Brand Ethicality: This area of research is concerned with studying the brand-related antecedents and consequences of customer perceptions of brand ethicality within a variety of service industries including banking, insurance, and financial services. It also studies the ethical implications of diverse brand co-creation processes such as the co-creation of brand offerings and brand identity. Further studies explore ethicality in influencer contexts. Multiple methods are adopted including both qualitative and quantitative research techniques. Related research has been published in Journal of Business Ethics.
Internal and international collaboration
Strategic focus areas:
- Maintain and extend the Cluster’s national and international collaborations.
- Build the Cluster’s role as a recognized centre for the study of advances in branding research

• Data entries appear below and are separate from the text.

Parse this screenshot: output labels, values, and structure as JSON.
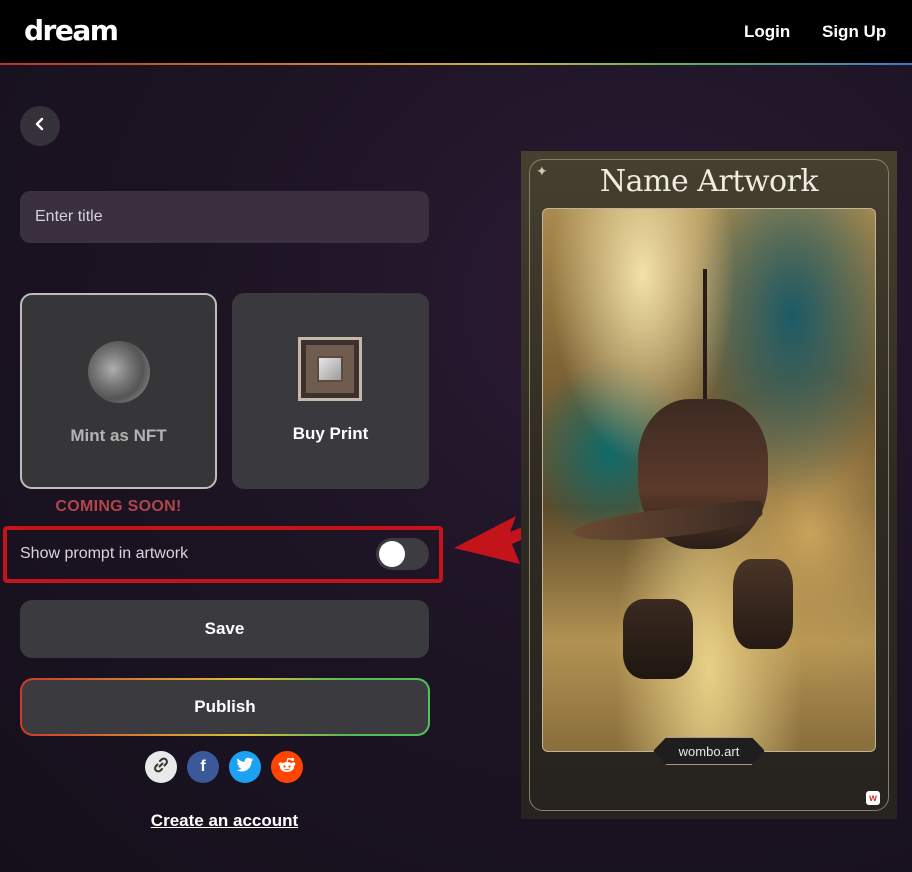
{
  "header": {
    "logo": "dream",
    "login_label": "Login",
    "signup_label": "Sign Up"
  },
  "form": {
    "title_placeholder": "Enter title",
    "title_value": "",
    "nft_card_label": "Mint as NFT",
    "print_card_label": "Buy Print",
    "coming_soon": "COMING SOON!",
    "toggle_label": "Show prompt in artwork",
    "toggle_on": false,
    "save_label": "Save",
    "publish_label": "Publish",
    "create_account_label": "Create an account"
  },
  "share": {
    "icons": [
      "link-icon",
      "facebook-icon",
      "twitter-icon",
      "reddit-icon"
    ],
    "colors": {
      "link": "#e9e9e9",
      "facebook": "#3b5998",
      "twitter": "#1da1f2",
      "reddit": "#ff4500"
    }
  },
  "artwork": {
    "title": "Name Artwork",
    "watermark": "wombo.art"
  },
  "colors": {
    "annotation_red": "#c4141b",
    "coming_soon": "#b0454b"
  }
}
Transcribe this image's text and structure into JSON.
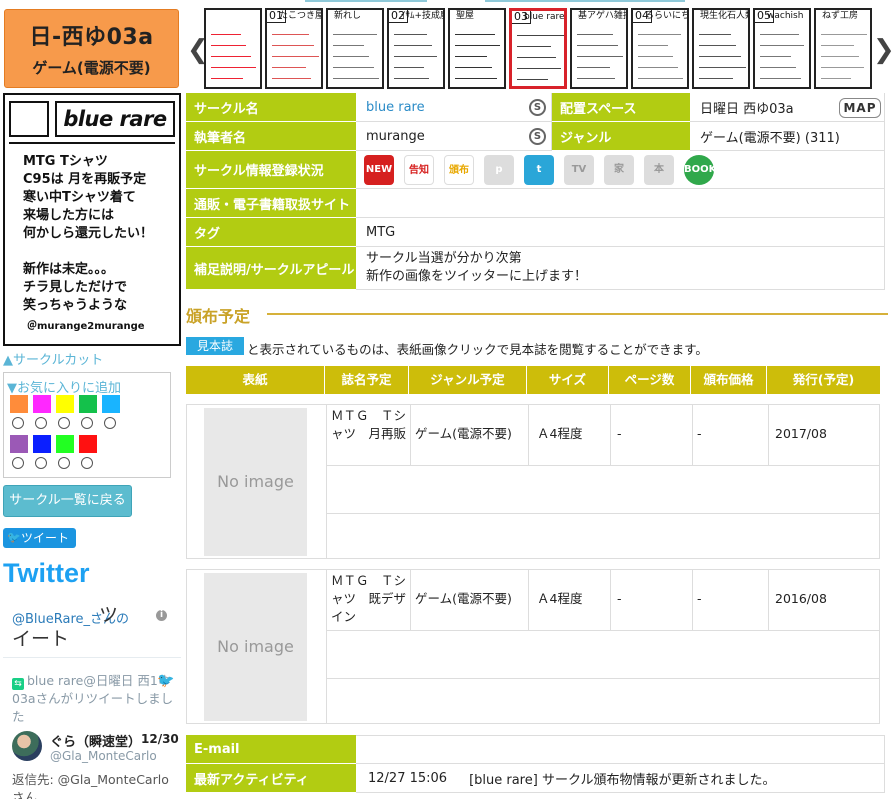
{
  "booth": {
    "code": "日-西ゆ03a",
    "genre": "ゲーム(電源不要)"
  },
  "circle_cut": {
    "name": "blue rare",
    "text": "MTG Tシャツ\nC95は 月を再販予定\n寒い中Tシャツ着て\n来場した方には\n何かしら還元したい！\n\n新作は未定。。。\nチラ見しただけで\n笑っちゃうような",
    "sign": "＠murange2murange"
  },
  "cut_link": "▲サークルカット",
  "favorite": {
    "title": "▼お気に入りに追加",
    "colors_row1": [
      "#ff8c3a",
      "#ff28ff",
      "#ffff00",
      "#14c14b",
      "#19b4ff"
    ],
    "colors_row2": [
      "#9b59b6",
      "#0b1fff",
      "#22ff22",
      "#ff1111"
    ]
  },
  "back_button": "サークル一覧に戻る",
  "tweet_button": "ツイート",
  "twitter": {
    "logo": "Twitter",
    "handle": "@BlueRare_さんの",
    "handle_suffix": "ツ",
    "handle_suffix2": "イート",
    "info_icon": "i",
    "retweet_text": "blue rare@日曜日 西1ゆ03aさんがリツイートしました",
    "user_name": "ぐら（瞬速堂）",
    "user_date": "12/30",
    "user_handle": "@Gla_MonteCarlo",
    "reply": "返信先: @Gla_MonteCarloさん"
  },
  "thumbnails": [
    {
      "num": "",
      "label": "",
      "selected": false
    },
    {
      "num": "01",
      "label": "たこつき屋",
      "selected": false
    },
    {
      "num": "",
      "label": "新れし",
      "selected": false
    },
    {
      "num": "02",
      "label": "ｲｻﾑ+技成魔晶",
      "selected": false
    },
    {
      "num": "",
      "label": "聖屋",
      "selected": false
    },
    {
      "num": "03",
      "label": "blue rare",
      "selected": true
    },
    {
      "num": "",
      "label": "基アゲハ雑技屋",
      "selected": false
    },
    {
      "num": "04",
      "label": "ろらいにちゃん",
      "selected": false
    },
    {
      "num": "",
      "label": "現生化石人類",
      "selected": false
    },
    {
      "num": "05",
      "label": "wachish",
      "selected": false
    },
    {
      "num": "",
      "label": "ねず工房",
      "selected": false
    }
  ],
  "info": {
    "circle_name_label": "サークル名",
    "circle_name": "blue rare",
    "space_label": "配置スペース",
    "space": "日曜日 西ゆ03a",
    "map_button": "MAP",
    "author_label": "執筆者名",
    "author": "murange",
    "genre_label": "ジャンル",
    "genre": "ゲーム(電源不要) (311)",
    "status_label": "サークル情報登録状況",
    "status_icons": [
      "NEW",
      "告知",
      "頒布",
      "p",
      "t",
      "TV",
      "家",
      "本",
      "BOOK"
    ],
    "shop_label": "通販・電子書籍取扱サイト",
    "shop": "",
    "tag_label": "タグ",
    "tag": "MTG",
    "appeal_label": "補足説明/サークルアピール",
    "appeal_line1": "サークル当選が分かり次第",
    "appeal_line2": "新作の画像をツイッターに上げます！"
  },
  "distribution": {
    "title": "頒布予定",
    "note_badge": "見本誌",
    "note_text": "と表示されているものは、表紙画像クリックで見本誌を閲覧することができます。",
    "headers": [
      "表紙",
      "誌名予定",
      "ジャンル予定",
      "サイズ",
      "ページ数",
      "頒布価格",
      "発行(予定)"
    ],
    "items": [
      {
        "cover": "No image",
        "title": "ＭＴＧ　Ｔシャツ　月再販",
        "genre": "ゲーム(電源不要)",
        "size": "Ａ4程度",
        "pages": "-",
        "price": "-",
        "date": "2017/08"
      },
      {
        "cover": "No image",
        "title": "ＭＴＧ　Ｔシャツ　既デザイン",
        "genre": "ゲーム(電源不要)",
        "size": "Ａ4程度",
        "pages": "-",
        "price": "-",
        "date": "2016/08"
      }
    ]
  },
  "bottom": {
    "email_label": "E-mail",
    "email": "",
    "activity_label": "最新アクティビティ",
    "activity_time": "12/27 15:06",
    "activity_text": "[blue rare] サークル頒布物情報が更新されました。"
  }
}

Collaboration: Internal collaboration and a continuous engagement with the wider national and international academic and business community are central to our aim to become a leading centre for research and thought leadership within the field of branding research. The hub structure that underlies our centre is conducive for achieving this aim. The Cluster’s different areas of research interest are linked to networks of external internationally leading researchers (in branding and related disciplines such as psychology), to other research clusters, as well as industry partners. Different Cluster activities (e.g., network events, seminars, book projects) provide platforms for research discussions and practitioner involvement, thus facilitating the development of international and eventually inter-disciplinary research collaborations.
Research and education: Any research area is dependent on the development of new researchers and new ideas. The Cluster offers a highly competent and supportive environment for Ph.D. students. We have a strong track record in successful Ph.D. supervision. Through the international research networks, we actively support the exchange of Ph.D. students within the network and encourage Ph.D. students to visit Copenhagen Business School as part of their education.
- Regular organization of internal brown-bag meetings to develop and maintain a continuous research discourse amongst our members and an esprit de corp (also open for interested members of other research clusters).
- Facilitation of the Brand Meaning Research Network: regular organization of offline and online research meetings (e.g., biennial Brand Meaning Research Network meeting; since 2015) and seminar series (e.g., permanent SIG on Branding at EMAC; permanent EMAC online seminar series on Branding) involving leading international researchers and practitioners.
- Continuous identification of potential new international collaboration partners (e.g., at conferences, direct contact with relevant departments at other universities, for example, Lund University)
- Build up a program of visits by academics at all levels (from Ph.D. students to professors).
- Working collaboratively with our research network and partners to explore initiatives for research education. For instance, establishment of a Ph.D. course in branding at Copenhagen Business School, eventually in collaboration with our network partners.